= WHAT THE TASK REQUIRES =
While reading the listing below, count how many lines hold the word "icon", and answer with the number only.
◇ ◇ ◇ ◇ ◇ ◇ ◇
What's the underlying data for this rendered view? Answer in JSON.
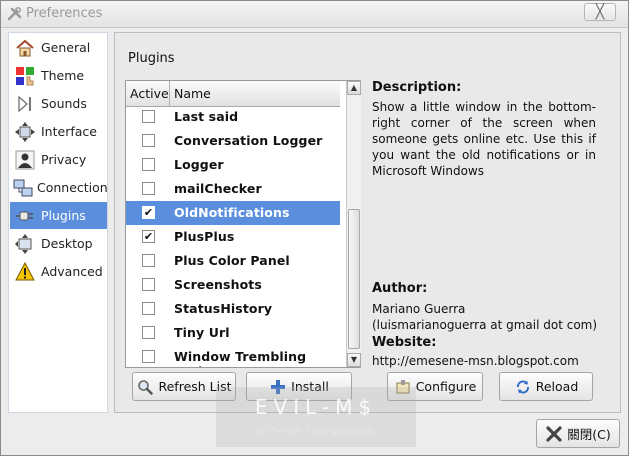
{
  "window": {
    "title": "Preferences",
    "close_label": "╳"
  },
  "sidebar": {
    "items": [
      {
        "label": "General",
        "icon": "home-icon",
        "selected": false
      },
      {
        "label": "Theme",
        "icon": "theme-icon",
        "selected": false
      },
      {
        "label": "Sounds",
        "icon": "speaker-icon",
        "selected": false
      },
      {
        "label": "Interface",
        "icon": "interface-icon",
        "selected": false
      },
      {
        "label": "Privacy",
        "icon": "person-icon",
        "selected": false
      },
      {
        "label": "Connection",
        "icon": "network-icon",
        "selected": false
      },
      {
        "label": "Plugins",
        "icon": "plug-icon",
        "selected": true
      },
      {
        "label": "Desktop",
        "icon": "desktop-icon",
        "selected": false
      },
      {
        "label": "Advanced",
        "icon": "warning-icon",
        "selected": false
      }
    ]
  },
  "plugins": {
    "heading": "Plugins",
    "columns": {
      "active": "Active",
      "name": "Name"
    },
    "rows": [
      {
        "name": "Last said",
        "active": false,
        "selected": false
      },
      {
        "name": "Conversation Logger",
        "active": false,
        "selected": false
      },
      {
        "name": "Logger",
        "active": false,
        "selected": false
      },
      {
        "name": "mailChecker",
        "active": false,
        "selected": false
      },
      {
        "name": "OldNotifications",
        "active": true,
        "selected": true
      },
      {
        "name": "PlusPlus",
        "active": true,
        "selected": false
      },
      {
        "name": "Plus Color Panel",
        "active": false,
        "selected": false
      },
      {
        "name": "Screenshots",
        "active": false,
        "selected": false
      },
      {
        "name": "StatusHistory",
        "active": false,
        "selected": false
      },
      {
        "name": "Tiny Url",
        "active": false,
        "selected": false
      },
      {
        "name": "Window Trembling Nudge",
        "active": false,
        "selected": false
      }
    ]
  },
  "details": {
    "description_label": "Description:",
    "description": "Show a little window in the bottom-right corner of the screen when someone gets online etc. Use this if you want the old notifications or in Microsoft Windows",
    "author_label": "Author:",
    "author_name": "Mariano Guerra",
    "author_email": "(luismarianoguerra at gmail dot com)",
    "website_label": "Website:",
    "website": "http://emesene-msn.blogspot.com"
  },
  "buttons": {
    "refresh": "Refresh List",
    "install": "Install",
    "configure": "Configure",
    "reload": "Reload",
    "close": "關閉(C)"
  },
  "watermark": {
    "line1": "EVIL-M$",
    "line2": "除了一樣不了解我會玩味的我"
  }
}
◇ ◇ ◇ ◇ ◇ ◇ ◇
= RESPONSE TO THIS EXERCISE =
9